Our producers must survive
If producers don’t survive, the rest of the industry won’t either.
That’s the blunt message Canadian Pork Council president Clare Schlegel is hoping the government will hear loud and clear. The Canadian livestock industry has been battling an economic crisis since last summer, when Canada’s high-flying currency helped sink cattle and hog prices and drive up feed costs.
“Currency has changed everything,” said Schlegel in a speech to livestock farmers at the Making Tough Decisions in Tough Times conference in London recently. “Everyone is important, but without producers and processors, there is no livestock industry.”
The low US dollar is largely being blamed for low market prices and soaring increases in feed costs, but according to Schlegel, Canadian hog farmers aren’t the only ones suffering – pork producers globally are in crisis, especially in export-dependent nations.
Canada exports more than 50% of its beef and pork production, but an increase in imported meat products – mostly from the United States – is driving down domestic consumption of Canadian meat. If the current growth trend continues, pork imports could soon outstrip Canadian pork exports, further adding to the hurt farmers are already feeling.
Schlegel says farmers are facing serious liquidity issues and need help to transition through this extreme period.
“We can’t depend on the government to bail us out long term, but we need help to transition through this extreme period,” he said. “We’re in a transitionary period and we need to figure out how we can compete effectively with US producers.”
Two scenarios are possible outcomes of the current crisis, according to Schlegel. The first is the disappearance of hog production from Canada. Although this may seem like a radical possibility, Schlegel points to Canada’s once-thriving textile industry which has now all but vanished. With continued low margins, high labour and input costs and a rising dollar, Canadian hog farmers won’t be globally competitive. And if pork imports into Canada continue to rise alongside that, Canadian pork producers won’t stand a chance.
“The Canadian government has to do something about this,” said Schlegel. “Simply saying that the economy will sort it out is unacceptable.”
The second potential outcome is that this current cycle turns out to be a new normal low. The 1998 price crisis in the hog sector was severe, said Schlegel, but it worked itself out over time as prices in subsequent years were good. The world sow base is shrinking, he added, which will cause supplies to drop, in turn leading to a price increase. In this scenario, farmers will have to work on getting costs in line and improving their competitiveness in order to weather the highs and lows.
In the short term, producers should focus on either getting through the crisis or exiting the industry. Attention should also be directed to boosting the livestock industry’s competitiveness. According to Schlegel, this includes gaining access to the Russian retail market, increasing funding for international promotion, and setting aside inspection fees levied by the Canadian Food Inspection Agency.

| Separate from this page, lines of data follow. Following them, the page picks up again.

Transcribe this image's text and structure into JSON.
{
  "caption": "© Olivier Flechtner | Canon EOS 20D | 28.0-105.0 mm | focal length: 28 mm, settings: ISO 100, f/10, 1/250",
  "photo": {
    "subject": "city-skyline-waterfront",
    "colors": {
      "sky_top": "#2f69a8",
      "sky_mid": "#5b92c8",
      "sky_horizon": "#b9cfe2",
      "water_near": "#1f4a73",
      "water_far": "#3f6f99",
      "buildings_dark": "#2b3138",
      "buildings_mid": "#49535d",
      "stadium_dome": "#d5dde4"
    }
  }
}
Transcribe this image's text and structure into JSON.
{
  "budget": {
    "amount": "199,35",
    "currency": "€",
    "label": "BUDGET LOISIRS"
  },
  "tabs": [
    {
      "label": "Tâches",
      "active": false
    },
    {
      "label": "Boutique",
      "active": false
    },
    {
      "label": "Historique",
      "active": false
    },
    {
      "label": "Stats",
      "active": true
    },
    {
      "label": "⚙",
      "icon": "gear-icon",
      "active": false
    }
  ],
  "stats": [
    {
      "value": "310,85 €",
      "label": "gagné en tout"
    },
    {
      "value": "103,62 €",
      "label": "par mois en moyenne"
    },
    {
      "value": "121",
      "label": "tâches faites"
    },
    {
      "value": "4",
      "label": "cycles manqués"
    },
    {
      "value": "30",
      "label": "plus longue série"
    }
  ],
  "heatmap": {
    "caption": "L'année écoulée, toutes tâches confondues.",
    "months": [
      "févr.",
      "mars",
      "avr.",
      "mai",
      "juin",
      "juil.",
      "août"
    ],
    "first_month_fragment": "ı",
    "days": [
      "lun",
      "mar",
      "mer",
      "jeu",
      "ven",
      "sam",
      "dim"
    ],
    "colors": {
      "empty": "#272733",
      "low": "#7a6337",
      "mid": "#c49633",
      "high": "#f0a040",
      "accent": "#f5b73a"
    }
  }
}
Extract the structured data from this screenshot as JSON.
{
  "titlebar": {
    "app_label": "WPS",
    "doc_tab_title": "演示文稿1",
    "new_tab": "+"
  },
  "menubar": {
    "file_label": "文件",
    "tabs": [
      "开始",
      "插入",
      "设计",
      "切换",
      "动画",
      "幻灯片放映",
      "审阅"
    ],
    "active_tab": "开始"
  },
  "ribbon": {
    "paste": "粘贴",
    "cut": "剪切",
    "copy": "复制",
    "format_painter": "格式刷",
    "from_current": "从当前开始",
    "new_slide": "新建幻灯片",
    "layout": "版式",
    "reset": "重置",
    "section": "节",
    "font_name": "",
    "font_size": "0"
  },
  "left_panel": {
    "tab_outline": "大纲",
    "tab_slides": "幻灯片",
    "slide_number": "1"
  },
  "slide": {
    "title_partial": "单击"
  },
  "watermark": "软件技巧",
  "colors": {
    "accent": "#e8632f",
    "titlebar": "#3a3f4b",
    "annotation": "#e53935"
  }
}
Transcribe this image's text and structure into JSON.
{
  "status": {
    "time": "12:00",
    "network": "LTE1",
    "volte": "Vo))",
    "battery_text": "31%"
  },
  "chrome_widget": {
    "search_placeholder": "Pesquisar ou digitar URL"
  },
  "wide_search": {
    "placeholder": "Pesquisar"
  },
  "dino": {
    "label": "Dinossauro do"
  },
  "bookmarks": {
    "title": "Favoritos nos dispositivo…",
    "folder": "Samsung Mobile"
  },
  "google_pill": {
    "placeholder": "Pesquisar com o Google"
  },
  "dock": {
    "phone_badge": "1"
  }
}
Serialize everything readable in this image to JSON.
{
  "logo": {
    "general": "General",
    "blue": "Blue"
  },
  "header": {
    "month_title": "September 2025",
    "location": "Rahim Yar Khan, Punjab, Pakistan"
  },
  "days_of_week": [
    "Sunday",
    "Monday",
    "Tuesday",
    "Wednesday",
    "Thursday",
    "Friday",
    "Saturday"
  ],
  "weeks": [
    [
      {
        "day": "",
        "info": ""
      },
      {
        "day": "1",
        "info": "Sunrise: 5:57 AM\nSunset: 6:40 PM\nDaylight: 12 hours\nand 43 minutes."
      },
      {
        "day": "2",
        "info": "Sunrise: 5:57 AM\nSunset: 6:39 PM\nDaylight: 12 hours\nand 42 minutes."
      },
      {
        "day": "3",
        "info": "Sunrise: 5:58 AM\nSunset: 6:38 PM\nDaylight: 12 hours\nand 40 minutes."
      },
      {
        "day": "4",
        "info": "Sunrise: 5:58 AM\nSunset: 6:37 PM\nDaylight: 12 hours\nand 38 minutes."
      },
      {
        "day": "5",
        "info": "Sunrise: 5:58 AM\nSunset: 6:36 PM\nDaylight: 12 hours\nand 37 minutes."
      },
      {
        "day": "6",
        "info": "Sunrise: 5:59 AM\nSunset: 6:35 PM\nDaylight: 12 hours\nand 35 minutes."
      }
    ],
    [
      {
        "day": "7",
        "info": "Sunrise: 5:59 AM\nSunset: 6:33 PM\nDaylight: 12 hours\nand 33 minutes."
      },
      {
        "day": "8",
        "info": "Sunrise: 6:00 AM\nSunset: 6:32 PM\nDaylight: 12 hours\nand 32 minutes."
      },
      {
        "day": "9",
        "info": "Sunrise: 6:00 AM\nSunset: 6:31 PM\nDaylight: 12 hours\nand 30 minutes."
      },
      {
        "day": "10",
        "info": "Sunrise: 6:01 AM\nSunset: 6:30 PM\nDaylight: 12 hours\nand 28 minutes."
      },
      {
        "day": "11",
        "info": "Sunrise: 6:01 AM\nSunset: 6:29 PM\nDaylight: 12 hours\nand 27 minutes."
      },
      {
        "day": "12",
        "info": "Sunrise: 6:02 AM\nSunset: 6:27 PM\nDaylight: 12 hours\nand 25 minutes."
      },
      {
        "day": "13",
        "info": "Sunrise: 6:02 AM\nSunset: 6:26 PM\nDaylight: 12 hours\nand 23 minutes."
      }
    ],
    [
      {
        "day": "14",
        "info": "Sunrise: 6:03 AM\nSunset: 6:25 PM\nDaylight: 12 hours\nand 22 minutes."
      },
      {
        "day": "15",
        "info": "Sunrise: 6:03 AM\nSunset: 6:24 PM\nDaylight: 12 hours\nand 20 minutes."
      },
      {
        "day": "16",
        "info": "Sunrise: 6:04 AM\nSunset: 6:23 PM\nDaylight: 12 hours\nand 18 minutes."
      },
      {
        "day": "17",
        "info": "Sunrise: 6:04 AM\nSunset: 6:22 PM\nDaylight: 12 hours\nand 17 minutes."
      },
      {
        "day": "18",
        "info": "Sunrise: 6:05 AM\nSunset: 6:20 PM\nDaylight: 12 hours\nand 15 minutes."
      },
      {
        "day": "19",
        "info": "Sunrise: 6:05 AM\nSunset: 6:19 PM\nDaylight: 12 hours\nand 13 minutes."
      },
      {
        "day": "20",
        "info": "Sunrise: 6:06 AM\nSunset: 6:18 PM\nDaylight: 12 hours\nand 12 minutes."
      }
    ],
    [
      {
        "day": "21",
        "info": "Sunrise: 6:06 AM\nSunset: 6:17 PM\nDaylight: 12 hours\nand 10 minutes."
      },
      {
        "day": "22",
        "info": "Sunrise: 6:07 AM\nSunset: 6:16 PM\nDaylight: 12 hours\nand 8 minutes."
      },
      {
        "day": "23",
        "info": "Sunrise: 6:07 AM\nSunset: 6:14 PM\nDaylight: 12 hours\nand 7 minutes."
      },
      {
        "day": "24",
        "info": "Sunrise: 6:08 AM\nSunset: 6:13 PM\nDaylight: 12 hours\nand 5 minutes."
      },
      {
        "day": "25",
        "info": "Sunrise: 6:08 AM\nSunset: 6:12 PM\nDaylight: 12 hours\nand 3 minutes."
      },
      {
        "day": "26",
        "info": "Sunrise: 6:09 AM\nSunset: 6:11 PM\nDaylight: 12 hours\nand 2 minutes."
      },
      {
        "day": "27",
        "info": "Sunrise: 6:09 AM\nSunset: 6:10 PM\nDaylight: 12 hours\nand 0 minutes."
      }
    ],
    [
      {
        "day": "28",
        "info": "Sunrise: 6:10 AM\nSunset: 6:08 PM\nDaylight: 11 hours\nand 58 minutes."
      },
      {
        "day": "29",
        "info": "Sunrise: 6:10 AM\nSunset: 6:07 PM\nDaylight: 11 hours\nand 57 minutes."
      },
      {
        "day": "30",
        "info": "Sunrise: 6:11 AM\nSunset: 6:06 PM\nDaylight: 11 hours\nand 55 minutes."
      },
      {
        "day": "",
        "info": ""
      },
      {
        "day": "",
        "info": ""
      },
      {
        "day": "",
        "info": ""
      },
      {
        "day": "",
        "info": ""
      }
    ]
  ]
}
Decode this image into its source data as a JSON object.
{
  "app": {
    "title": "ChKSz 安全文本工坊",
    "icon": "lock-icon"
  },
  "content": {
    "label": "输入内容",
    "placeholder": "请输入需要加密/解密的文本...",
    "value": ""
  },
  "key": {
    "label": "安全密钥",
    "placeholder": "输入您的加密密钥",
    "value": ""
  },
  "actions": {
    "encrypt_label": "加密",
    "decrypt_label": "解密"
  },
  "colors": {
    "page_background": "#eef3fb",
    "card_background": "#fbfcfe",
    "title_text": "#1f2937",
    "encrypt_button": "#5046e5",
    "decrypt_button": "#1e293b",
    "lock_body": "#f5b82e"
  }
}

The next one to three years are seen by Schlegel to be transition years. The industry needs to work on improving efficiencies along the supply chain to bring costs and revenues in line with those of Canada’s competitors.
But it’s over the long term that Schlegel is looking to the government for help to create a stable business environment for farmers.
“The government has a responsibility and a duty to protect us,” he said. “We need a stable businesses environment where we can invest without fear of being taken out by currency fluctuations.”
He called on the government to help establish a global trading platform and create a regulatory environment that will create a sense of confidence in buyers of Canadian meat products – but isn’t prohibitively expensive. Farmers, processors and industry each have their own roles to play, from making it easier for buyers to purchase Canadian, keeping costs in line with the US, boosting efficiencies and promoting Canada’s image as a producer of safe, high quality food.
And he finished with some words of encouragement and optimism.
“There is a light at the end of the tunnel – global meat demand is increasing,” he said. “The future will not be easy but if we work hard at it, I think that we can make it.”
The Making Tough Decisions in Tough Times conference was initiated by the Ontario Pork Industry Council (OPIC) and supported by Farms.com, Ontario Pork, Ontario Veal Association, Ontario Agri-Business Association, and the Ontario Ministry of Agriculture, Food and Rural Affairs. Funding was also provided in part by Agriculture and Agri-Food Canada’s CanAdvance program, administered by the Agricultural Adaptation Council. Visit www.toughdecisions.ca for more information about the event.